Imagine that every step you took today left a visible track on the ground. If you could go back and follow each footstep you took, how much could you deduce about your day? You could see where you traveled, but could you tell how fast you were walking? Could you infer from your stride length when you ran to catch up with a friend? Would you know what friends you walked alongside based on the size of their tracks? Could you tell when you hesitated, unsure where to go next? For expert trackers like naturalist Dan Yacobellis, making these sorts of inferences is like reading a book. The pages are the snow on the ground, and the words are the tracks made by the wild denizens of the woods.
On Saturday morning, in the Rosenburg Center at Hopkins Memorial Forest, students and community members sipped coffee in front of Yacobellis as he drew the shapes of animal tracks on the chalkboard. Every animal travels through the forest differently, and each leaves behind a distinct print. The tracks of the cat family are rounded; those of the dog family are ovular. Every gait and stride length leaves behind a signature unique to each animal. With careful observation, one can identify the species that made a set of tracks, but that is only the beginning of the deduction. The real fun lies in extrapolating the whole story from those tracks, and this endeavor is what still has Yacobellis riveted after tracking animals for over 20 years.
Having started our trek in search of prints, it did not take long before we could recognize the comings and goings of squirrels, voles, deer and birds around the feeders outside the Rosenburg Center.
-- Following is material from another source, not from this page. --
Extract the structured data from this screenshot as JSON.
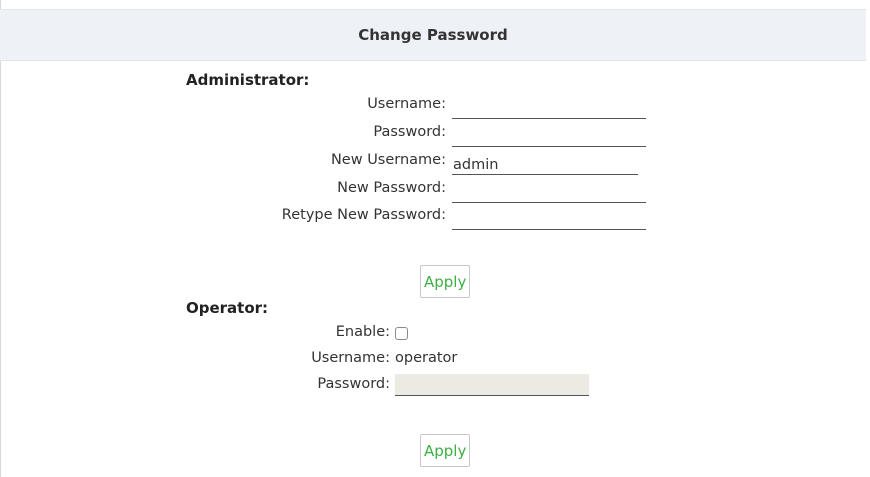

Beneath one red pine, some tracks led us to the animal itself, and we were treated to an up-close view of a particularly audacious vole voraciously consuming bird food. In an impressive display of speed, Yacobellis snatched the vole up and held it in his gloved hand for us to see. After returning to the ground, the vole rapidly disappeared beneath the snow, only to emerge moments later.
We began to uncover the most exciting story of the day when we happened upon some tracks left by small canine paws. Yacobellis had undoubtedly already identified the animal that was still indiscernible to the rest of us. We then found the path of a gray fox skirting around a log where the field met the forest. Yacobellis could tell this fox was a regular here. Stooping to smell the urine left by the fox, the naturalist explained that he had seen fox tracks in this exact place several weeks before. He pushed us to make inferences about the animal’s behavior. We found some prints that compressed the snow less than the others, as if they had borne a fraction of the fox’s full body weight. Here, the animal had hesitated before proceeding, placing a paw lightly on the snow for balance. Finding a gap in the tracks followed by a cluster of prints, we guessed that the fox had leapt into the air. But why? A student noted that there were bird tracks nearby; perhaps the fox had leapt in opportunistic pursuit of a feathery meal. But it seemed that the fox had left empty-pawed.
Our investigation transformed into a murder mystery once the gray fox’s tracks merged with those of a red fox before reaching the site of a deadly act of predation. One of the foxes had pounced onto the snow and caught an unsuspecting vole. But which fox committed the act? The scene was too chaotic to tell. Leaving the fox tracks, we etched our own footsteps into the wet snow on the trail back to the Rosenburg Center. The fox had snagged a meal, and now it was time for us to procure one of our own.
Simply by heightening our awareness of the signs around us, we had reconstructed the story of a pair of foxes using only the snow. If we always paid this much attention to the world around us, imagine the things we could learn.